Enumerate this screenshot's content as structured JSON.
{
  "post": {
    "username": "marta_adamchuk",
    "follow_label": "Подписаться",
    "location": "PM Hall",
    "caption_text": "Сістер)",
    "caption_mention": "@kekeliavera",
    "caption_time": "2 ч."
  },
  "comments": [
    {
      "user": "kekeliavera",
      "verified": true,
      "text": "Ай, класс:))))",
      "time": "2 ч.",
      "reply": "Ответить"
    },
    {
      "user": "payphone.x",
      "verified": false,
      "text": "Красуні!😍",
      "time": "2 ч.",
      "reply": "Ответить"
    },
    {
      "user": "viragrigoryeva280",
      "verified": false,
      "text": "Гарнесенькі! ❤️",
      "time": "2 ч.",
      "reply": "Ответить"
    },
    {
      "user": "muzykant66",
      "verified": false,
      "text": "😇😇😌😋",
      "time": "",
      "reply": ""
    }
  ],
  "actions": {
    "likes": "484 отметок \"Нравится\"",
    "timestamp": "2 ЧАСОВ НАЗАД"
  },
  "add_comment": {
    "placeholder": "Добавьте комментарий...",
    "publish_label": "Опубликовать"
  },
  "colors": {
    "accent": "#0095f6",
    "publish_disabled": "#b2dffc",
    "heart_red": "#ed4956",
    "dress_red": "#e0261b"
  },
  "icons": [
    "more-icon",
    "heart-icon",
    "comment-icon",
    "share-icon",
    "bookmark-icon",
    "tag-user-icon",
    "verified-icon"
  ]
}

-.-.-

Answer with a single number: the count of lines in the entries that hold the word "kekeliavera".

→ **Exercise answer**
2